Mile 31: Joe stops momentarily at St. Michaels Catholic Church. I resist the temptation to ask if my prayers to St. Jude have been answered. Given the strong headwind we’ve been riding in since about Mile 2, I doubt it. Five miles or so now after his wipe out, Joe’s showing no ill after effects, which is good because Joe’s also the person in our group most qualified to treat any medical problems.
Mile 35: My deoderant fails. If I open my riding jacket now, people will die.
Mile 40: Rest stop #3 by the Little Nestucca River. Much of the last leg has thankfully been downhill, but somewhere I’ve blown a spoke. The back tire is no longer rolling true, and the wobble is enough to contact the brake pad slightly on each revolution. I wonder if this would be an adequate excuse for my poor showing. (Alas, no.) We’re about an hour off last year’s pace.
Mile 55: Like the Four Horsemen of the Apocalypse (I’ve got dibs on Pestilence), we cross the finish line aboard our trusty steeds and terrify the assembled populous with our mud-splattered clothing, intense body odor, and horrifying helmet hair.

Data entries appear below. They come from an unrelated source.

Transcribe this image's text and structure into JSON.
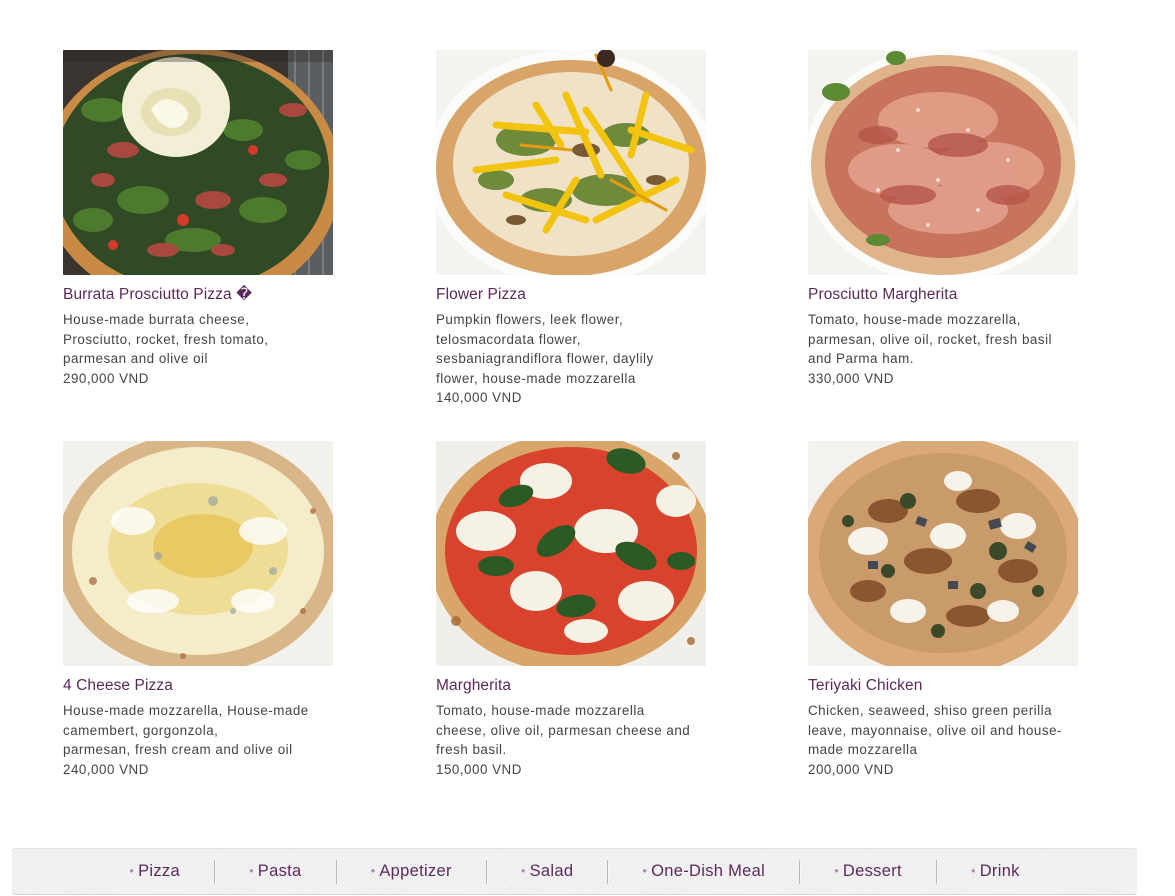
{
  "colors": {
    "item_name": "#5b2a5b",
    "body_text": "#444444",
    "nav_text": "#5b2a5b",
    "nav_bg": "#ededed",
    "nav_bullet": "#b48ab4"
  },
  "menu": {
    "items": [
      {
        "name": "Burrata Prosciutto Pizza �",
        "description": "House-made burrata cheese,\nProsciutto, rocket, fresh tomato,\nparmesan and olive oil",
        "price": "290,000 VND",
        "photo_icon": "burrata-pizza-photo"
      },
      {
        "name": "Flower Pizza",
        "description": "Pumpkin flowers, leek flower,\ntelosmacordata flower,\nsesbaniagrandiflora flower, daylily\nflower, house-made mozzarella",
        "price": "140,000 VND",
        "photo_icon": "flower-pizza-photo"
      },
      {
        "name": "Prosciutto Margherita",
        "description": "Tomato, house-made mozzarella,\nparmesan, olive oil, rocket, fresh basil\nand Parma ham.",
        "price": "330,000 VND",
        "photo_icon": "prosciutto-pizza-photo"
      },
      {
        "name": "4 Cheese Pizza",
        "description": "House-made mozzarella,  House-made\ncamembert, gorgonzola,\nparmesan,  fresh cream and olive oil",
        "price": "240,000 VND",
        "photo_icon": "four-cheese-pizza-photo"
      },
      {
        "name": "Margherita",
        "description": "Tomato, house-made mozzarella\ncheese,  olive oil, parmesan cheese and\nfresh basil.",
        "price": "150,000 VND",
        "photo_icon": "margherita-pizza-photo"
      },
      {
        "name": "Teriyaki Chicken",
        "description": "Chicken, seaweed, shiso green perilla\nleave, mayonnaise, olive oil and house-\nmade mozzarella",
        "price": "200,000 VND",
        "photo_icon": "teriyaki-pizza-photo"
      }
    ]
  },
  "nav": {
    "items": [
      {
        "label": "Pizza"
      },
      {
        "label": "Pasta"
      },
      {
        "label": "Appetizer"
      },
      {
        "label": "Salad"
      },
      {
        "label": "One-Dish Meal"
      },
      {
        "label": "Dessert"
      },
      {
        "label": "Drink"
      }
    ]
  }
}
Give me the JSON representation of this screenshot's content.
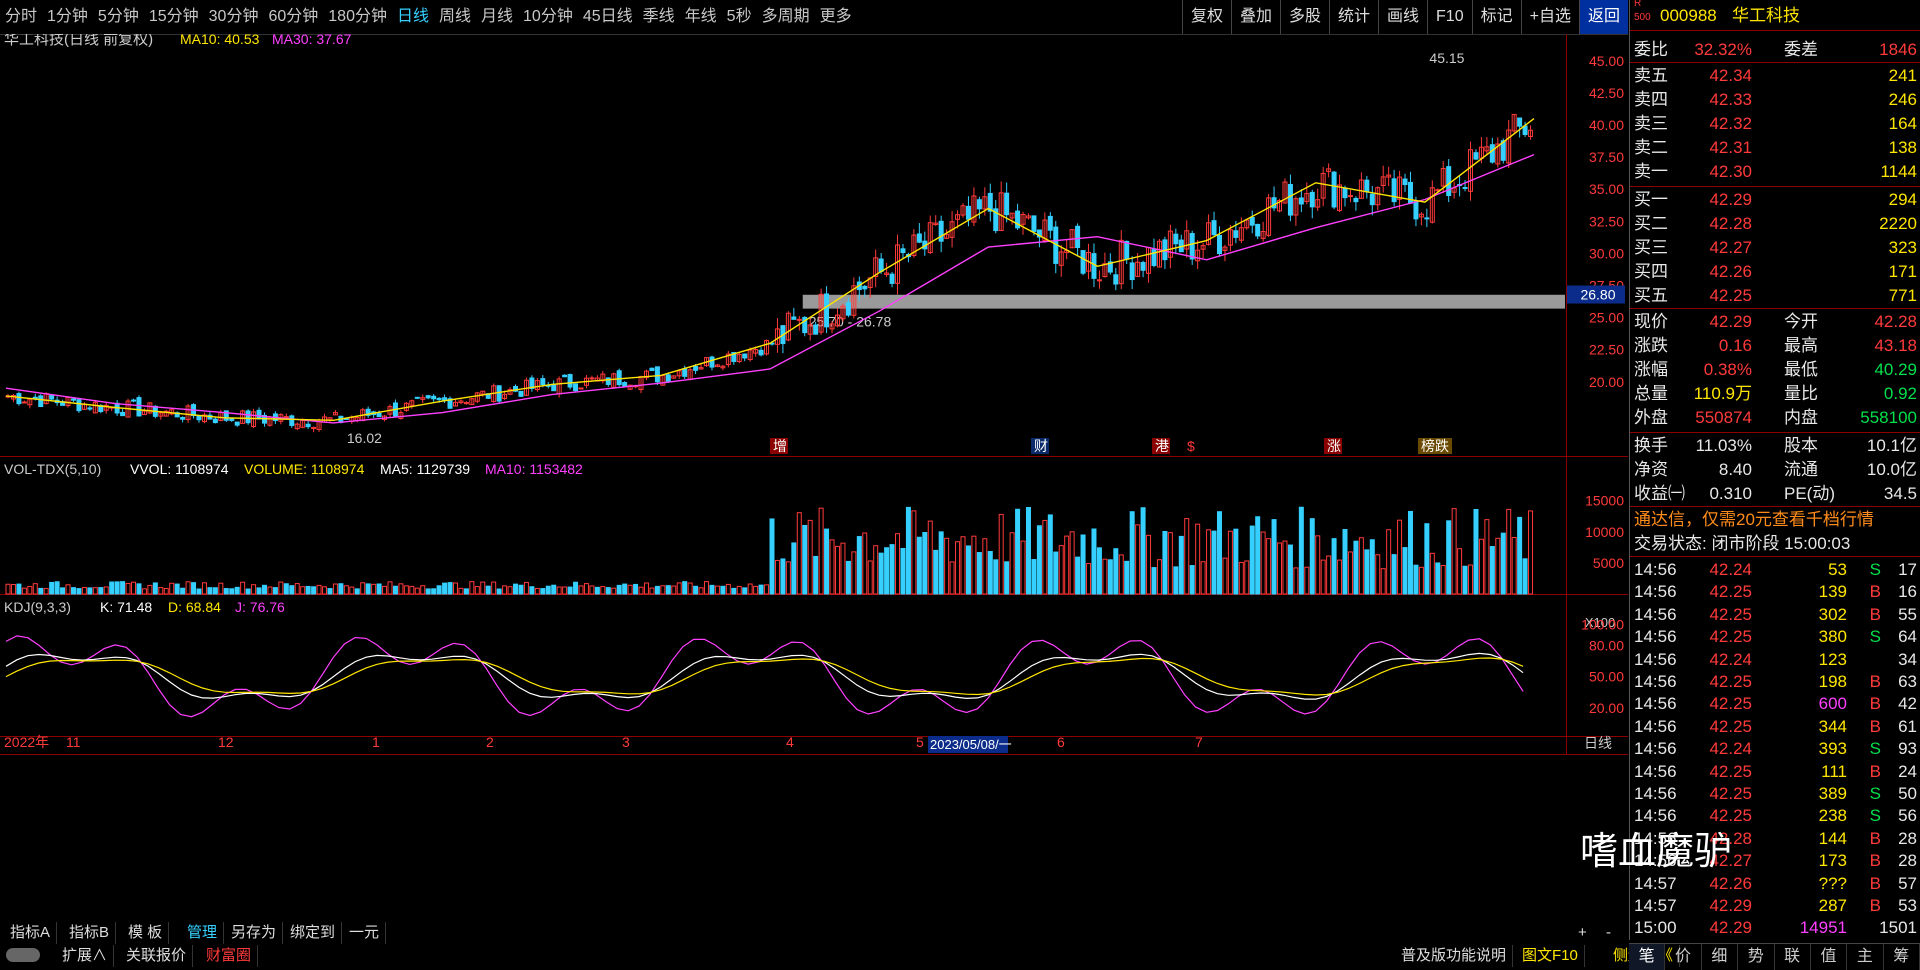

Every horseman is met shortly thereafter by their respective significant other who, through some massive summons of will (and likely repression of good sense), celebrate the completion of our journey with kisses and hugs. With each of the respective riders, not amongst themselves, in case that wasn’t clear.
My heartfelt thanks to my fellow cyclists Joe, Mike, and Dennis for their camaraderie, patience, and goodwill. Additional props to Mother Nature for calling off the hailstorm despite Joe’s challenges to “bring it on,” and, finally, to St. Jude, the patron saint of lost causes, for being an attentive listener. This year I had a 55-mile tale to tell.